One of the best things about the St. Pete Timebank is that you can find people from all ages coming out to make the community better.
The Youth Timebank, or YTB, is a place for kids and teenagers to get involved, share their knowledge and hopefully instill a sense of volunteerism and service into their lives.
We met 15-year-old Aiymere Sanchez, who is involved with the YTB. He seemed kind of nervous and shy, but what 15-year-old isn’t when a camera is in his face and he’s getting asked a bunch of questions?
“(I) heard about it through my mom. She took me to one of the meetings,” Aiymere said. “I got noticed because I was like, one of the youngest in the entire room. And like, somehow it got to a point where they were like, OK, we can integrate like, the youth into being a part of the time bank.”
Aiymere’s mother, Whitney Sanchez, stood behind him as he spoke, and could not look any more proud of her son.
“Certain people need certain role models, like, that aren’t adults and who aren’t famous,” Sanchez said. “They (young people) need somebody to look at and be like, ‘Oh, he’s doing this. I can do this too.’”
Whitney Sanchez added, “Me and his father have instilled a lot of morals and values in him, and are allowing him to be his own individual. And we’re seeing, you know, what we’ve instilled in him, and it’s like, so sweet.”
When kids become older than 13, they can start with the YTB. These young time-bankers can earn “Karma Kredits” by doing good deeds for others. Once they collect enough Karma Kredits, they can turn them in for things like gift cards.
We also met Jayda A. Parkes-Quarrie, another teen who does community service with the time bank. She was super friendly and inviting when we met her working behind a sewing machine, making masks.
“Any type of community service that you do, you would get time credit for that,” Jayda said. “I’ve been making masks for the homeless. That’s how it all started.”
Although she had never sewed before, she’s now mastered a new skill by giving back to others.
“I’ve never sewn before. So it was really new to me. And I had a lot of fun learning,” Jayda said.
You don’t even need a special skill to help out with the YTB.
Sheena Qualles-de Freece, who is the coordinator of the YTB Timebank, explained that something as simple as sorting greeting cards is a help to the community.

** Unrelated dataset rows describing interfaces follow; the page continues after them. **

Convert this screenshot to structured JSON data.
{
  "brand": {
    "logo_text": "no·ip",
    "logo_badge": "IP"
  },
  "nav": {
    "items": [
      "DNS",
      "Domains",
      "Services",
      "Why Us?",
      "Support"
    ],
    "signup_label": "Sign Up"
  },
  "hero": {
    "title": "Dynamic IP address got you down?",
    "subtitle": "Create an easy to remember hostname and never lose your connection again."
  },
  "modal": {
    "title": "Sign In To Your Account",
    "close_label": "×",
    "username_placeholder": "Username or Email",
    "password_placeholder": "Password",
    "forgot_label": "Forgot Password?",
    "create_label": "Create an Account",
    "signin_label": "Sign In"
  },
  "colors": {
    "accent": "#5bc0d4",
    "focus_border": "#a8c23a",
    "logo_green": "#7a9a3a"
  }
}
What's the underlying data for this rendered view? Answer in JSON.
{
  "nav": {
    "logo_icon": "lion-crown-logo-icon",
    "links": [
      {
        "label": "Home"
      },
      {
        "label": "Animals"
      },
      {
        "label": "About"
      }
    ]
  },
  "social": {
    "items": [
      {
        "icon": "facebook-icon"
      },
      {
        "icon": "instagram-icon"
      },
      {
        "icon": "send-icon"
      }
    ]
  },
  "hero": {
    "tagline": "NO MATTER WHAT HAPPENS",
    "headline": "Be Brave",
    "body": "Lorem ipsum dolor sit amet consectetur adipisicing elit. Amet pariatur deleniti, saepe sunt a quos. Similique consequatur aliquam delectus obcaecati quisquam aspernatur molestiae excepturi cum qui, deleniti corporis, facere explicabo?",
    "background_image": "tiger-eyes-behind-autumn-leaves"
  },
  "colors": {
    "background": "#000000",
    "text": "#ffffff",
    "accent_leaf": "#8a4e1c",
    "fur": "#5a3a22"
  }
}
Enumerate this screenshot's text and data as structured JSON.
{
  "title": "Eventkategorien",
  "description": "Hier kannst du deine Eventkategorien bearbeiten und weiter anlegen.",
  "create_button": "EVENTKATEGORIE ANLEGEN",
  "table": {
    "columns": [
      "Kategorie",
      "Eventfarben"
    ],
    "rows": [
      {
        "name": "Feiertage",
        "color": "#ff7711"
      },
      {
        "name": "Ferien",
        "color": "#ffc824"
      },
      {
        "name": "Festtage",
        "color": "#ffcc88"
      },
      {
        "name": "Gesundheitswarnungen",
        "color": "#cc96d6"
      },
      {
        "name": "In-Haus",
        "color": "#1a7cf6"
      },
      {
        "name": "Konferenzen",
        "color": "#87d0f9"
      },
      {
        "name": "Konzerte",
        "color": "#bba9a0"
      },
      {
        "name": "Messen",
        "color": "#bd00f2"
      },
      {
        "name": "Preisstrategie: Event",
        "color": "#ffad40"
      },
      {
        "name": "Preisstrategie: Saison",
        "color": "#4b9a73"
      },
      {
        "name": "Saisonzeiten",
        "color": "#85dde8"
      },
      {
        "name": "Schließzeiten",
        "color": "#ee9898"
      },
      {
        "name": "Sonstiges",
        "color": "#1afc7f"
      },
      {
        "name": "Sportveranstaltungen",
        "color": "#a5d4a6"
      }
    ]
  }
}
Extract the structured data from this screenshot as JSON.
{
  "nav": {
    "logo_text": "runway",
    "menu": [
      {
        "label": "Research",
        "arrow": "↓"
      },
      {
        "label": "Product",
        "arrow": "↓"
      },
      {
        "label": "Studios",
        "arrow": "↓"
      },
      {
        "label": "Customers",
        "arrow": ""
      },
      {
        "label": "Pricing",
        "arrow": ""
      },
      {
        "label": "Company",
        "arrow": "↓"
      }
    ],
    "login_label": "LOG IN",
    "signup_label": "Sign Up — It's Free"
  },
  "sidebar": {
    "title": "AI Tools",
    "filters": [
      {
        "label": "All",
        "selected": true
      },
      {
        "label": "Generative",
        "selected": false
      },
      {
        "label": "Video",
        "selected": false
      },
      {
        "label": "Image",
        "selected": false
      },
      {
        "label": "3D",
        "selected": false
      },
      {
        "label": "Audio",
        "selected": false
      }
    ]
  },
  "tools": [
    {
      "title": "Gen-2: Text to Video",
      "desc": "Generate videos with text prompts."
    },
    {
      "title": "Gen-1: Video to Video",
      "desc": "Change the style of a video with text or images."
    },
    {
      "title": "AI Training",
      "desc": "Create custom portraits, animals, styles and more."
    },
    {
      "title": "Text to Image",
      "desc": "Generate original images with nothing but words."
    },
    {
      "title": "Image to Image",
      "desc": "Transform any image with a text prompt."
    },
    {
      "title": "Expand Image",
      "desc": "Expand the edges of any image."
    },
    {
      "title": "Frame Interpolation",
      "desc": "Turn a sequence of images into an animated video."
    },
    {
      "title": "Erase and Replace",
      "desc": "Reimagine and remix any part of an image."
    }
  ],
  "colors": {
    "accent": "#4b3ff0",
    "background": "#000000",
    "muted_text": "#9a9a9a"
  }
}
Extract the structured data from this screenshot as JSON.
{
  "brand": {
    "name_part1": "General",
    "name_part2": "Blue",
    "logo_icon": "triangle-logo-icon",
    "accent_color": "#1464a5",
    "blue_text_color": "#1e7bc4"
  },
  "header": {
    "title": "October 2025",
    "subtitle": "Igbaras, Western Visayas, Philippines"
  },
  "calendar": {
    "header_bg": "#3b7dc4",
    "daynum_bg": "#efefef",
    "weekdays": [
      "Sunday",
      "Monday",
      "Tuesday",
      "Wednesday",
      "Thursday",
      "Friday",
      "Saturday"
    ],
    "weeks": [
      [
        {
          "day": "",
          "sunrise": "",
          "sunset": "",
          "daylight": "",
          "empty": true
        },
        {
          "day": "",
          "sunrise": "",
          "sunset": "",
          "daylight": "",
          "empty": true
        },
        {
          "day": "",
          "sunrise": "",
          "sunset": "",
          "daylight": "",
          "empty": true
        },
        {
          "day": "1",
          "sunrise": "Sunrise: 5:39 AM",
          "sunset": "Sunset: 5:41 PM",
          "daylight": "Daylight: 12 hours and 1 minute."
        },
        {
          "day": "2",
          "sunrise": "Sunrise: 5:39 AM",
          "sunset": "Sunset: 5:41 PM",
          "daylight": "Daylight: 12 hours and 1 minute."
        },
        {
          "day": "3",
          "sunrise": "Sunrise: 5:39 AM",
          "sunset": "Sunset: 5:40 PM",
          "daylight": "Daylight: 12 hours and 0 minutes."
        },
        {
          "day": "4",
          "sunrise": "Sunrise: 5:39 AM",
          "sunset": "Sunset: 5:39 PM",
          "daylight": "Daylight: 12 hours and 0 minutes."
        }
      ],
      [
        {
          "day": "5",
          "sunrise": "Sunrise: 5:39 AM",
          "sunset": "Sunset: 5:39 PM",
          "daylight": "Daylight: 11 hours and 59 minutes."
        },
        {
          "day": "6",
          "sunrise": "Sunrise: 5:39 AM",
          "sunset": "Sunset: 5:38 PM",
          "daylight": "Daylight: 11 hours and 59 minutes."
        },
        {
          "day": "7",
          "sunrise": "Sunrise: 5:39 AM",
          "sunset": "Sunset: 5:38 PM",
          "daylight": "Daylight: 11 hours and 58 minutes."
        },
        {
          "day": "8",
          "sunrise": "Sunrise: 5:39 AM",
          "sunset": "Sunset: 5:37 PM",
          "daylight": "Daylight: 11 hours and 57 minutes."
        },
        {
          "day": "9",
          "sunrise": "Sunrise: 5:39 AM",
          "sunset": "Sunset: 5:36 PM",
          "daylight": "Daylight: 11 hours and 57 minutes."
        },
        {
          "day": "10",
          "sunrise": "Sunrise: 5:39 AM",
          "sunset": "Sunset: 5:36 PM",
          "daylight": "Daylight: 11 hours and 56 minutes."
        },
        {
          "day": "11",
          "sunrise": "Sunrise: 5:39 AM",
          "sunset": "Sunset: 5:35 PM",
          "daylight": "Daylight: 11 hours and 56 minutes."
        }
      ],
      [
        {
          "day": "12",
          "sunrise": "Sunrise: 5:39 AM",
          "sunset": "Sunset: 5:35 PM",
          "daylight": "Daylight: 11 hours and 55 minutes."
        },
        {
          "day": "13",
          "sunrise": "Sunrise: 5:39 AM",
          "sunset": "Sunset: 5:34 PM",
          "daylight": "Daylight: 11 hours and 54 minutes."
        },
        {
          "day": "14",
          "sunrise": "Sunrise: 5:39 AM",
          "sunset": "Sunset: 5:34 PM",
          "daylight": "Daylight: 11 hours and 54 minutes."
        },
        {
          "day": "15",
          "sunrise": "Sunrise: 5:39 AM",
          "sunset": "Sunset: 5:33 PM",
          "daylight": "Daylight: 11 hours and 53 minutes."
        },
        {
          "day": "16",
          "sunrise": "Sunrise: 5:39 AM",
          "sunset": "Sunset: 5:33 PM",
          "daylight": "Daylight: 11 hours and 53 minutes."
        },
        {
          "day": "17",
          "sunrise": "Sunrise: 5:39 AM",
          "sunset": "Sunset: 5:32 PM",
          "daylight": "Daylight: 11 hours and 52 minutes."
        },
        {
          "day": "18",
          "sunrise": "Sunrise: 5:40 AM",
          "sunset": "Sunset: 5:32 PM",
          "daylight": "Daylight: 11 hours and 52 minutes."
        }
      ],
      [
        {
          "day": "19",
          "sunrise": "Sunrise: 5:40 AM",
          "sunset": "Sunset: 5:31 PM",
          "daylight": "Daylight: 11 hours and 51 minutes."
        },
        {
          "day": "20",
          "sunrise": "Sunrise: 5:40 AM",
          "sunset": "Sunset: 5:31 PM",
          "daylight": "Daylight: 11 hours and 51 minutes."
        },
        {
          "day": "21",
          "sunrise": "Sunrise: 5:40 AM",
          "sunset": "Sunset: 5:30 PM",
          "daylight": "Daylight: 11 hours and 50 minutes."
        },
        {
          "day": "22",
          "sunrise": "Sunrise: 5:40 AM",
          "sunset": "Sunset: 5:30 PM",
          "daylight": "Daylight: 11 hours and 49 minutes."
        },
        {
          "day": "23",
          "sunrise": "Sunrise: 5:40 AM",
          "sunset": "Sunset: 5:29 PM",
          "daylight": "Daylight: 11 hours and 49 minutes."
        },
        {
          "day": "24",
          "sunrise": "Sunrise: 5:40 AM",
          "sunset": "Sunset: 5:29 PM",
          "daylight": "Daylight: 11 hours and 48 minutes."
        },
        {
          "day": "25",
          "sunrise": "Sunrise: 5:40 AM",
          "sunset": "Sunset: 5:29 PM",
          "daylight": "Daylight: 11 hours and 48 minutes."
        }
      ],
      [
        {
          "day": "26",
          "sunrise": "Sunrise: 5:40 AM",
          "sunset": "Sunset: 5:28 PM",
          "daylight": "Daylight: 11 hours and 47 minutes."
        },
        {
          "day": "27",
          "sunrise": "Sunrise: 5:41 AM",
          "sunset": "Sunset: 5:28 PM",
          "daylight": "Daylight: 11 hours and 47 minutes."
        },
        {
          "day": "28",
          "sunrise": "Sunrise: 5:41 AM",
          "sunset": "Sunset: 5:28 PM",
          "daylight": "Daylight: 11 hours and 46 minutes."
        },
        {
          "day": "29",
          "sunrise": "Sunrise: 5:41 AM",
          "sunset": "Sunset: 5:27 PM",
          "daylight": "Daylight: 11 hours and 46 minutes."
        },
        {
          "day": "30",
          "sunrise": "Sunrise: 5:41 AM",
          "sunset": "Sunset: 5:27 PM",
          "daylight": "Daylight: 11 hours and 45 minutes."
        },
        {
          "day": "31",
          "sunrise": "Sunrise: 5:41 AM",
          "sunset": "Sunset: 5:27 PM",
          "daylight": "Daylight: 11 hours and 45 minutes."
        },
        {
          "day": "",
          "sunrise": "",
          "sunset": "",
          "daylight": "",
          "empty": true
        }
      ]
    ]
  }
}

“They’re so innovative,” Freece said. “They have great ideas, and they’re change-makers for tomorrow. And that’s why our slogan is ‘our youth changing tomorrow’s world today.’”
We even met a kid who helps folks who aren’t up to date on technology, and he fixes things on their phone. From closing an app to figuring out how to use Facebook, there are so many things that the youth can teach people who are older than them.
Freece has much respect and optimism for the future because of the young people she has the pleasure of working with.
“Getting involved with the youth keeps me alive, and just listening to their ideas -- we just kind of guide them, not telling them what do,” Freece said. “I like just guiding them.”
It’s exciting to see people in their community come together and help each other out in any way possible, but when you realize that these skills are being taught to teens at such a young age, it makes you more optimistic for the future.
If they know how to give back at such a young age, what will they be capable of when they hit their 20s?
That’s exciting to think about.